Mom nurses her young for weeks on a milk-like fluid that has four times the protein of a cow’s milk. Yet this mother is no mammal. She’s a jumping spider, an invertebrate with eight legs and a taste for fruit flies.
Mammals like us are named after our mammary glands. Those are the tissues that produce milk. Yet some other animals also secrete a type of milk to feed their babies. The diverse list includes tsetse flies and pigeons. But the newly discovered nursing in Toxeus magnus could be the closest to mammal moms’ yet. That’s what a research team from China proposed in the November 30, 2018, Science.
Biologists have recognized T. magnus as a species since 1933. However, the small spider’s mothering habit was easy to miss. The spiders are tiny. The beasts they hunt are fruit flies and other little prey. They raise a family in little nests, perhaps attached to leaves.
Coauthor Zhanqi Chen studies spider behavior at the Chinese Academy of Sciences in Menglunzhen. He noticed several T. magnus sharing a nest in 2012. At the time, he wondered if the species had some sort of extended parental care. It was another five years before he spotted the nursing behavior. That’s when a spiderling clamped itself against mom’s underside one exciting July night in 2017.
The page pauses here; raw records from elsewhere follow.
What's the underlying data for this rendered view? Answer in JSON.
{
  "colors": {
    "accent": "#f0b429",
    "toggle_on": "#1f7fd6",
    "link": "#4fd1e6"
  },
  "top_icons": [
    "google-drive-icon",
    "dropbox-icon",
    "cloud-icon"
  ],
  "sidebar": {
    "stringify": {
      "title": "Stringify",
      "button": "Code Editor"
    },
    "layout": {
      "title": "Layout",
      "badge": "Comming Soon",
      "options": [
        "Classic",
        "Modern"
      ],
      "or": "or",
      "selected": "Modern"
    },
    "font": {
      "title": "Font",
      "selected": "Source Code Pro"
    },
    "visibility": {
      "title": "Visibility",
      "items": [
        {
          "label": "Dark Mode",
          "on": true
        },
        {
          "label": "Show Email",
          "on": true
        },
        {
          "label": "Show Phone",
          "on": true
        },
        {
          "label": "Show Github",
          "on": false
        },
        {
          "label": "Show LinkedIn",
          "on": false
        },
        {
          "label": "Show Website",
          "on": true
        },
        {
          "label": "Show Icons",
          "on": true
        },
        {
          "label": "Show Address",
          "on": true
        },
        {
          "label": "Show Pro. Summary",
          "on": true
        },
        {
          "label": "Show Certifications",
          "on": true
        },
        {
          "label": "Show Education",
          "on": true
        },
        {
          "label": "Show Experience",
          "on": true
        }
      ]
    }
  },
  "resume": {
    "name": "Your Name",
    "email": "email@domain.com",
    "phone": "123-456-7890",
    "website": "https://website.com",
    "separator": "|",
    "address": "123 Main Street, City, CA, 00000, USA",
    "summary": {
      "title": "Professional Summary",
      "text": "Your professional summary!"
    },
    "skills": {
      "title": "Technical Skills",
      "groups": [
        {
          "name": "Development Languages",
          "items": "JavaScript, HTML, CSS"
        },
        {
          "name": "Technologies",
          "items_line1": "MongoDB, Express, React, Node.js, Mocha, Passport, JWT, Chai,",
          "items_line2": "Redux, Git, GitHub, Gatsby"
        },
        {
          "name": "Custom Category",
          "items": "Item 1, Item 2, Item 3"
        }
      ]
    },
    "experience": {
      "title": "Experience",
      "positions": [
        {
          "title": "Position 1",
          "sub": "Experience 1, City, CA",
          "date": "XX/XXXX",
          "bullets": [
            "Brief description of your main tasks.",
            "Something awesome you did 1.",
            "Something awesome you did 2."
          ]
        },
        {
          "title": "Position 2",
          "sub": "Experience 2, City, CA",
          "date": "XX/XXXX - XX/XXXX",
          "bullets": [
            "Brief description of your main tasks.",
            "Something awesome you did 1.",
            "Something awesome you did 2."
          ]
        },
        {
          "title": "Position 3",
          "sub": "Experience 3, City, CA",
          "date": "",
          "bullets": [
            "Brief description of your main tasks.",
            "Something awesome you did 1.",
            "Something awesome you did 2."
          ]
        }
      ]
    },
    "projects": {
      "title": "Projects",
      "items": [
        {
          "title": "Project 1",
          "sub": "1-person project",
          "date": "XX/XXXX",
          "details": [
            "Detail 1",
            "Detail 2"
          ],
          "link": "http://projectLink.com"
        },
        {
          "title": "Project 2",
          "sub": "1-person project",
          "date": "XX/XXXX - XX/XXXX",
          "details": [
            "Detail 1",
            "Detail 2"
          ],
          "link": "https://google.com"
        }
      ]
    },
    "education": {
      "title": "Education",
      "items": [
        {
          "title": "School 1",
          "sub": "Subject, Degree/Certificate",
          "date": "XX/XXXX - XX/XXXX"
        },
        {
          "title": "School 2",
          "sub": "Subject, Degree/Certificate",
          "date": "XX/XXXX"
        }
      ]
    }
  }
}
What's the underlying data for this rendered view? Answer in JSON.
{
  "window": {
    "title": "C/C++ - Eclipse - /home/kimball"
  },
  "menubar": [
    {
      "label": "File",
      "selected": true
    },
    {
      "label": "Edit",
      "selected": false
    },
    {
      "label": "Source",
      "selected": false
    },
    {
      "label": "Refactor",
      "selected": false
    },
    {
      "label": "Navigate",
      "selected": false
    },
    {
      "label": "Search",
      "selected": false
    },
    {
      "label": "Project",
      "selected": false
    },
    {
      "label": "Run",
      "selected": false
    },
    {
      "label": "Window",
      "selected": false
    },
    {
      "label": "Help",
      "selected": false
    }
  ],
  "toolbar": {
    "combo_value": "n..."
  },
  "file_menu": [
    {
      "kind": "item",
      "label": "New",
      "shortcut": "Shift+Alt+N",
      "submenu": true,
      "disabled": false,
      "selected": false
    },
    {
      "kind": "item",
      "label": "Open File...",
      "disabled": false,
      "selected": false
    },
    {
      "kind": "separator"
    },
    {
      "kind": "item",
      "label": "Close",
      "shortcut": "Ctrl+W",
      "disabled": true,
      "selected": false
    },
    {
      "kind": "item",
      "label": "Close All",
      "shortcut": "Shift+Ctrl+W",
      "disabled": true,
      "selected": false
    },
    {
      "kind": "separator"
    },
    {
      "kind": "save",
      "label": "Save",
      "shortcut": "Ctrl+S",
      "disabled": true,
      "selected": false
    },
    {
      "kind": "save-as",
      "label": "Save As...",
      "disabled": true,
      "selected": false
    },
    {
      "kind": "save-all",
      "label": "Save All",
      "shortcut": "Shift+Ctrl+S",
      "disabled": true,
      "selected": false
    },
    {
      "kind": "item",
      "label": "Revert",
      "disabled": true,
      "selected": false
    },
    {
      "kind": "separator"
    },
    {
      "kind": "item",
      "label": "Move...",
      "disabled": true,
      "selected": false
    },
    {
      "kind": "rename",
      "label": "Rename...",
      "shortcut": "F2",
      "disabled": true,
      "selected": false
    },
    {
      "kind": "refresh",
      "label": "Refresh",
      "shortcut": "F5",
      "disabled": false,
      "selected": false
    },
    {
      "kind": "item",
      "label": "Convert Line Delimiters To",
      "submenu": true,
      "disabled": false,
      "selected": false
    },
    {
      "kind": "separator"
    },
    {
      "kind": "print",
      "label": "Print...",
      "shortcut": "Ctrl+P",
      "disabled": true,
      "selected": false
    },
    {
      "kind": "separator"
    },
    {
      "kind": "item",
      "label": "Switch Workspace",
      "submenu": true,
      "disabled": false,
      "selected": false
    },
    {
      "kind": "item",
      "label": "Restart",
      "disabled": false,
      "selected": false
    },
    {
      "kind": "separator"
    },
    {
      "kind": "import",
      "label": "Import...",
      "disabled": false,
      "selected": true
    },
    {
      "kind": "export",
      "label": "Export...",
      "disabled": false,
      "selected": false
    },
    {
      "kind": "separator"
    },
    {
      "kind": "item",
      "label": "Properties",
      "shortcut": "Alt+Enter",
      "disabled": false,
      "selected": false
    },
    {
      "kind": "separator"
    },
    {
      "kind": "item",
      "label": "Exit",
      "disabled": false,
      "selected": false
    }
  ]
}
To see what’s really going on, someone needs to view a female under a microscope. A gentle finger push on the underside of her abdomen will squeeze a tiny bead of white liquid out of a crease. That crease is known as an epigastric furrow. For the first week or so after her eggs hatch, a spider mom will leave milk droplets around the nest for the crawling dots — her young — to drink. Then nursing turns more mammalian. The little ones now press themselves against their mom’s body.
Just how the spiderlings might take up the milk intrigues Wendy Hood. She’s an evolutionary physiologist at Auburn University in Alabama who studies lactation. This spider’s nursing habits have similarities to two mammals from Australia — the platypus and echidna (Ee-KID-nuh). Females of these species have no nipples. Babies lap milk that exudes from the mammary glands to the skin’s surface. It comes out “much like water from sweat glands,” Hood says. (In the majority of mammals, including humans, a baby suckles rather than laps. That suckling triggers milk to flow into its mouth.)
A hearty meal
T. magnus milk has some basic ingredients in common with a mammal’s milk. For instance, spiderlings get about 2 milligrams of sugar and 5 milligrams of fat in every milliliter of milk. There’s also 124 milligrams of protein. Baby spiders live on nothing else for the first 20 days of their lives, the researchers report. In the lab, mothers occasionally hunted fruit flies provided by researchers. However, they never brought any of that prey back to the nest to feed to their young.
After about three weeks, baby spiders start to forage on their own. But they continue nursing for nearly three weeks more, the team found. With that combined diet, 76 percent of youngsters in lab nests lived long into adulthood. Without mom’s milk, they died in about 10 days. (The researchers stopped the milk by sealing mom’s epigastric furrow as soon as spiderlings hatched. Their glue was a typists’ correction fluid.)
Researchers wondered whether milk mattered much once the youngsters started hunting. It did. Depriving these older spiderlings by sealing mom’s furrow at day 20 lowered their survival rate to around 50 percent.
Spiders are usually solitary predators. With such extensive care from mom, T. magnus spiders end up sharing a nest for an unusually long time, notes Linda Rayor. She studies spider behavior at Cornell University in Ithaca, N.Y. Only about 120 among the nearly 48,000 known spider species are known to tolerate company for more than three weeks, including siblings. And only about 30 of those live lifelong social lives. So an example of spiders sharing a nest for 40 days, Rayor says, is “a big deal.”